“It is impossible for one to champion sustainable fisheries management alone, considering how vast our fisheries are, not to mention the various fishing fleets and fish species,” MSC Indonesia program director Hirmen Syofyanto told the Jakarta Globe in a recent interview.
“This calls for an integrated collaboration among stakeholders,” he added.
But what exactly is a sustainable fishery? By MSC standards, sustainable fisheries are not solely limited to whether the gear used is eco-friendly. To get the MSC blue tick, fisheries must meet three core principles.
The MSC requires fisheries to keep the fish stocks at a healthy level. They must also minimize the environmental impact of fishing on the marine ecosystem. And last but not least is ensuring the fisheries management is effective and complies with the existing regulations.
“Tuna [fishing], for instance, do not only have to meet regulations issued by the government, but also the regional fisheries management organizations [RFMOs],” Hirmen said.
Indonesia so far has three MSC-certified tuna fisheries, and if combined, the tonnage totals about 14,289 tons, MSC data showed.
“There should be more efforts to drive more Indonesian fisheries towards sustainability and become MSC-certified,” Hirmen said.
The Marine Affairs and Fisheries Ministry has inked a memorandum of understanding on sustainable fishing with the MSC. The government has shown its commitment to combat illegal, unreported, and unregulated (IUU) fishing.
MSC is also working closely with fishery associations, as well as universities in championing sustainable fishing practices.
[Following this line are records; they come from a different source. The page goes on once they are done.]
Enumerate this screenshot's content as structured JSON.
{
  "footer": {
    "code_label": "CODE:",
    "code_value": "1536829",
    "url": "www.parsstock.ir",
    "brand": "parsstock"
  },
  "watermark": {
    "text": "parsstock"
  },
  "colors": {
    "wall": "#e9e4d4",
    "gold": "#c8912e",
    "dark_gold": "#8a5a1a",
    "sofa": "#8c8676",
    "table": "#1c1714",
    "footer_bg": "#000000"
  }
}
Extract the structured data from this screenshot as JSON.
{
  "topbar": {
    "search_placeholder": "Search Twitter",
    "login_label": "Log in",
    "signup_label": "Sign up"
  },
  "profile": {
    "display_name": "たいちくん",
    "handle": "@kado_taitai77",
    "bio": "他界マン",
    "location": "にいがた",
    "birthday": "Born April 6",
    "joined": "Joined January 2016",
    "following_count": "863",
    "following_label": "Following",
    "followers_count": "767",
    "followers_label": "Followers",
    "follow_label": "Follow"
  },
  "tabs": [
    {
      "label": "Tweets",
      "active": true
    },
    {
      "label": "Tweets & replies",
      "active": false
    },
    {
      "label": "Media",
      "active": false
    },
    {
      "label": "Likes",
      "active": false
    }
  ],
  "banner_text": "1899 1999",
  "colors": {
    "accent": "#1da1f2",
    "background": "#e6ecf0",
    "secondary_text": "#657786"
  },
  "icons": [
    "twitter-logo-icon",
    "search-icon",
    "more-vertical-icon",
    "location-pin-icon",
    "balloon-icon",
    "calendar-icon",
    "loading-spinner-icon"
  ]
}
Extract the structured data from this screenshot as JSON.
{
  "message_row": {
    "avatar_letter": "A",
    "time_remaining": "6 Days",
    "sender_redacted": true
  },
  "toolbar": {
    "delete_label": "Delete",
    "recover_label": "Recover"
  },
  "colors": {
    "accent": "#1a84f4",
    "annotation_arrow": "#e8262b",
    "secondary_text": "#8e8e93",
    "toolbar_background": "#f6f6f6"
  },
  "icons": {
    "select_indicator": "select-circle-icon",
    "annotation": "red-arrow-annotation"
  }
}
And with the stakeholders on the same page, MSC hopes to help more fisheries get certified.
“As for customers, by purchasing eco-labeled seafood products, they can encourage fishery [business] actors to meet sustainable standards,” Hirmen said.
During the discussion, Hirmen named the numerous and highly distributed data as one of the major obstacles in Indonesia’s journey towards sustainable fishery.
“Whether it is the data on fish landings, catch per unit effort or the fish catch volume — they are all still highly distributed. [...] We also need to improve our harvest strategy for every species, as well as collect data according to their species, fishing fleet, and so on," he told the Globe.
According to Hirmen, the fishery sector remains resilient amid the Covid-19 pandemic, with exports showing a positive trend.
The sector also plays a crucial role in the lower class economies, especially in remote islands. About 90 percent of fishermen are artisanals. Many people across the supply chain —starting from fish processing workers to traders— also rely on the sector to make a living. In fact, crabs also serve as a source of income for many women workers or mothers, Hirmen said.
"Fishery can remain resilient to global issues as long as we manage it sustainably. Fisheries can bring rewards to us if we conserve the resources, protect [the ocean] habitat, and maintain [sustainable] fishing practices," he added.
The Food and Agriculture Organization (FAO) named Indonesia as one of the world’s top capture producers. Indonesia’s marine capture production stood at 6.71 million tons in 2018, FAO reported.
Marine and fisheries exports rose by 4.15 percent in January-April 2021, in comparison to last year. The total export value in the first quarter this year reached $1.75 billion, according to the Marine Affairs and Fisheries Ministry.